Web page and app entries:
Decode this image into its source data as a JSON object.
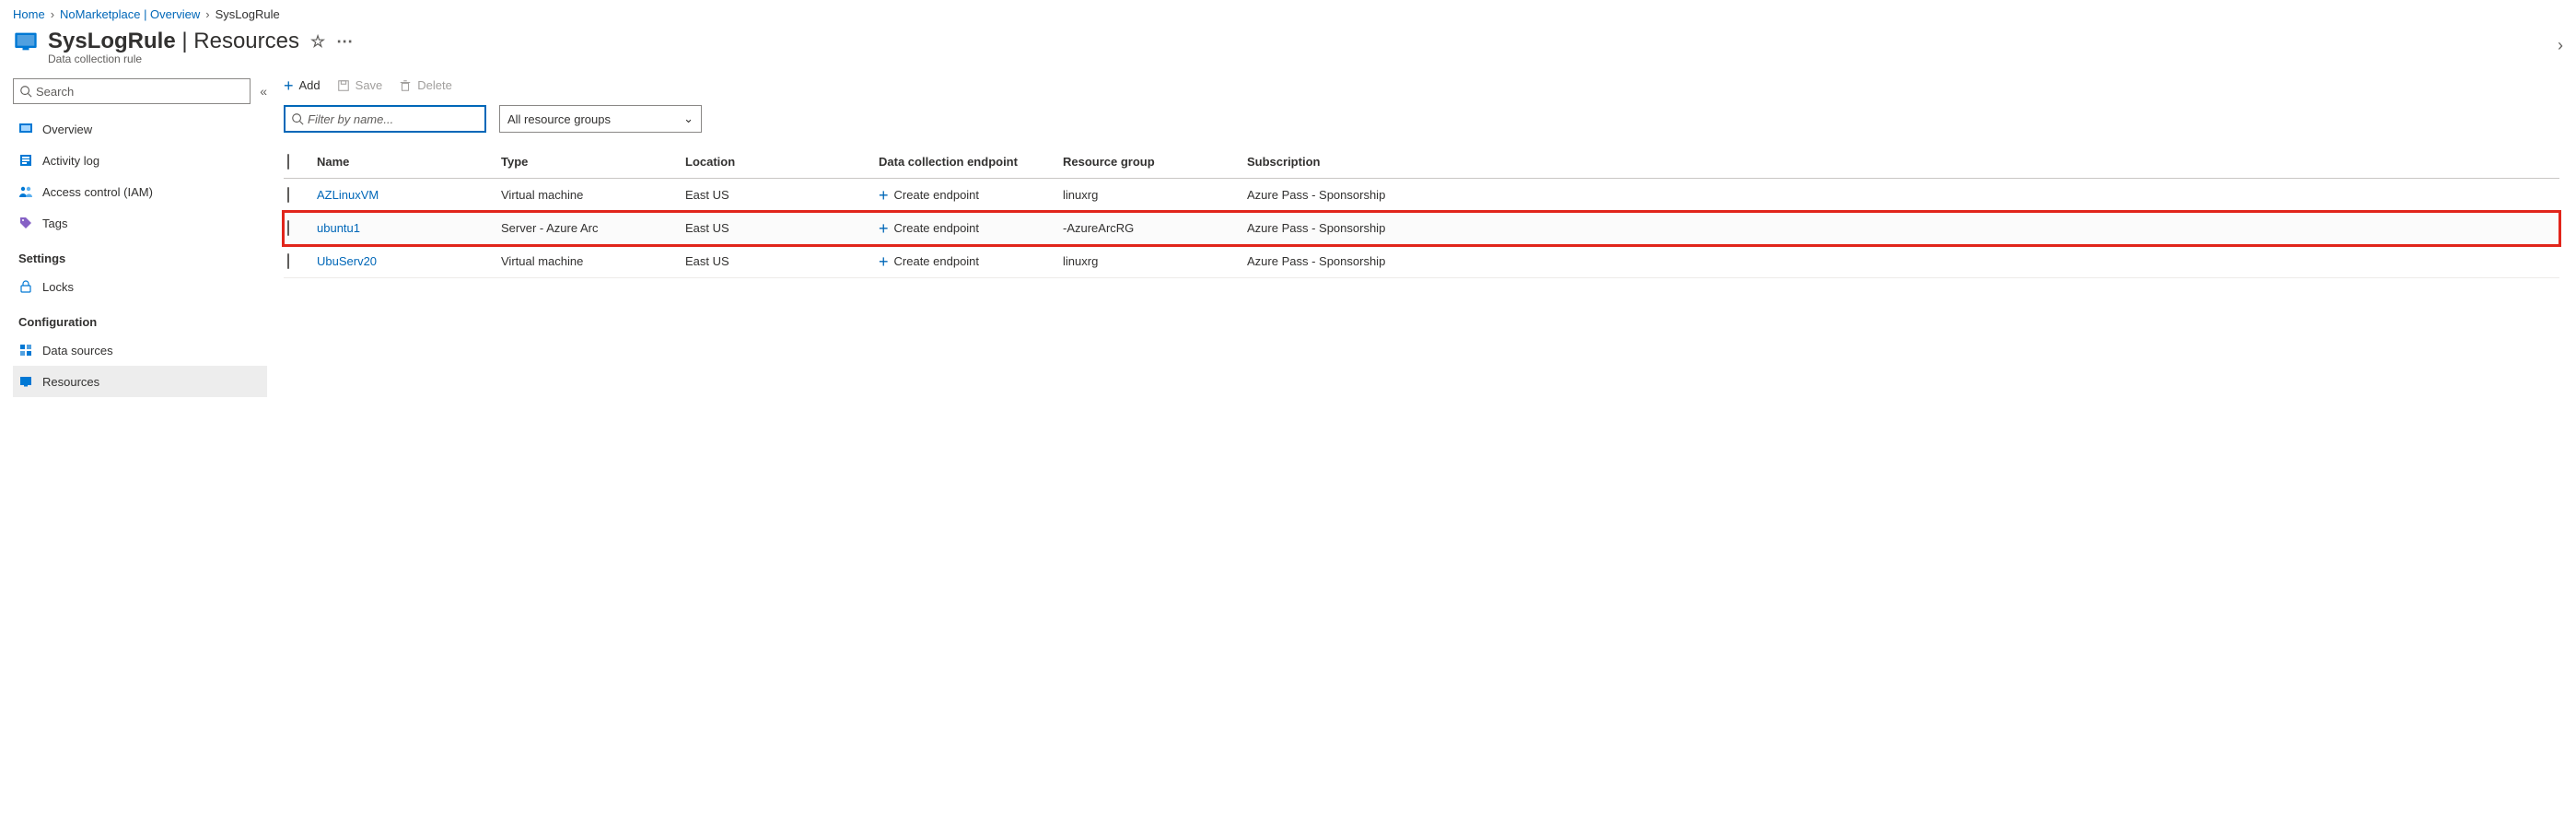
{
  "breadcrumbs": [
    {
      "label": "Home"
    },
    {
      "label": "NoMarketplace | Overview"
    },
    {
      "label": "SysLogRule"
    }
  ],
  "header": {
    "title_main": "SysLogRule",
    "title_sep": "|",
    "title_sub": "Resources",
    "subtitle": "Data collection rule"
  },
  "sidebar": {
    "search_placeholder": "Search",
    "items": [
      {
        "label": "Overview"
      },
      {
        "label": "Activity log"
      },
      {
        "label": "Access control (IAM)"
      },
      {
        "label": "Tags"
      }
    ],
    "group_settings": "Settings",
    "settings_item": {
      "label": "Locks"
    },
    "group_configuration": "Configuration",
    "config_items": [
      {
        "label": "Data sources"
      },
      {
        "label": "Resources"
      }
    ]
  },
  "toolbar": {
    "add": "Add",
    "save": "Save",
    "delete": "Delete"
  },
  "filters": {
    "name_placeholder": "Filter by name...",
    "rg_selected": "All resource groups"
  },
  "table": {
    "headers": {
      "name": "Name",
      "type": "Type",
      "location": "Location",
      "dce": "Data collection endpoint",
      "rg": "Resource group",
      "sub": "Subscription"
    },
    "create_ep_label": "Create endpoint",
    "rows": [
      {
        "name": "AZLinuxVM",
        "type": "Virtual machine",
        "location": "East US",
        "rg": "linuxrg",
        "sub": "Azure Pass - Sponsorship",
        "highlight": false
      },
      {
        "name": "ubuntu1",
        "type": "Server - Azure Arc",
        "location": "East US",
        "rg": "-AzureArcRG",
        "sub": "Azure Pass - Sponsorship",
        "highlight": true
      },
      {
        "name": "UbuServ20",
        "type": "Virtual machine",
        "location": "East US",
        "rg": "linuxrg",
        "sub": "Azure Pass - Sponsorship",
        "highlight": false
      }
    ]
  }
}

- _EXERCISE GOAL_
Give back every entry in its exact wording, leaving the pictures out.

- _RESPONSE TO THE EXERCISE_
Decode this image into its source data as a JSON object.
{
  "breadcrumbs": [
    {
      "label": "Home"
    },
    {
      "label": "NoMarketplace | Overview"
    },
    {
      "label": "SysLogRule"
    }
  ],
  "header": {
    "title_main": "SysLogRule",
    "title_sep": "|",
    "title_sub": "Resources",
    "subtitle": "Data collection rule"
  },
  "sidebar": {
    "search_placeholder": "Search",
    "items": [
      {
        "label": "Overview"
      },
      {
        "label": "Activity log"
      },
      {
        "label": "Access control (IAM)"
      },
      {
        "label": "Tags"
      }
    ],
    "group_settings": "Settings",
    "settings_item": {
      "label": "Locks"
    },
    "group_configuration": "Configuration",
    "config_items": [
      {
        "label": "Data sources"
      },
      {
        "label": "Resources"
      }
    ]
  },
  "toolbar": {
    "add": "Add",
    "save": "Save",
    "delete": "Delete"
  },
  "filters": {
    "name_placeholder": "Filter by name...",
    "rg_selected": "All resource groups"
  },
  "table": {
    "headers": {
      "name": "Name",
      "type": "Type",
      "location": "Location",
      "dce": "Data collection endpoint",
      "rg": "Resource group",
      "sub": "Subscription"
    },
    "create_ep_label": "Create endpoint",
    "rows": [
      {
        "name": "AZLinuxVM",
        "type": "Virtual machine",
        "location": "East US",
        "rg": "linuxrg",
        "sub": "Azure Pass - Sponsorship",
        "highlight": false
      },
      {
        "name": "ubuntu1",
        "type": "Server - Azure Arc",
        "location": "East US",
        "rg": "-AzureArcRG",
        "sub": "Azure Pass - Sponsorship",
        "highlight": true
      },
      {
        "name": "UbuServ20",
        "type": "Virtual machine",
        "location": "East US",
        "rg": "linuxrg",
        "sub": "Azure Pass - Sponsorship",
        "highlight": false
      }
    ]
  }
}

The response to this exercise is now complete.